Image: Photography by Trent Rouillon
’s Blood Brothers
(1983) is supposedly based on Alexandre Dumas' novella, The Corsican Brothers
(1844). Each tells the tale of babies separated at birth; each spans decades, and there is love, betrayal, death - Blood Brothers
does seem to have Dumas’ stamp of high drama - but, dig a little deeper into Russell’s own life, and you’ll find the seed of Blood Brothers
was planted in his own childhood.
When the Olivier Award winning West End production of Blood Brothers
closed in 2012, after 24 years, Mr. Russell gave a rare interview which shines some light on the matter. “I am very interested in nature versus nurture. When I look at myself or catch sight of a gesture I make and see my father … I also know I might have drunk myself to death at 30. Luckily, I was saved by my in-laws, who nurtured me.” He also speaks at length about the lack of trust he felt for his father, and his belief that the extensive amount of time spent with his mother, grandmother and aunts growing up enabled him to write convincing female characters.

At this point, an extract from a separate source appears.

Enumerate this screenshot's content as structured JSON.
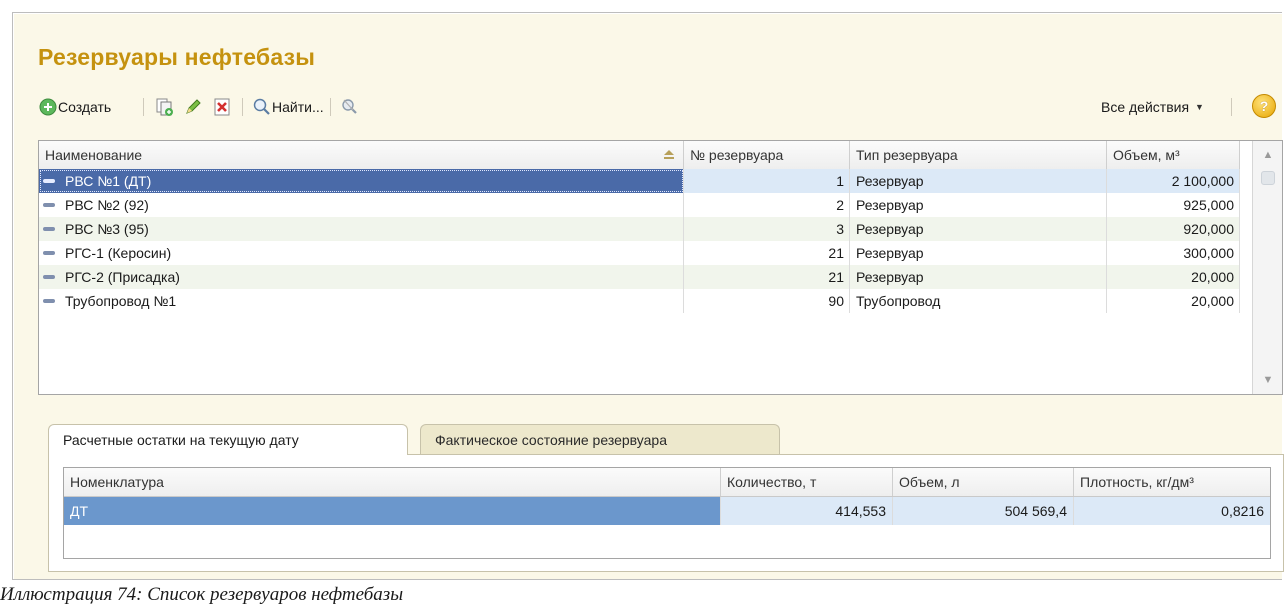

Continue reading Review: Blood Brothers – Harvest Rain Theatre Company at Cremorne Theatre, QPAC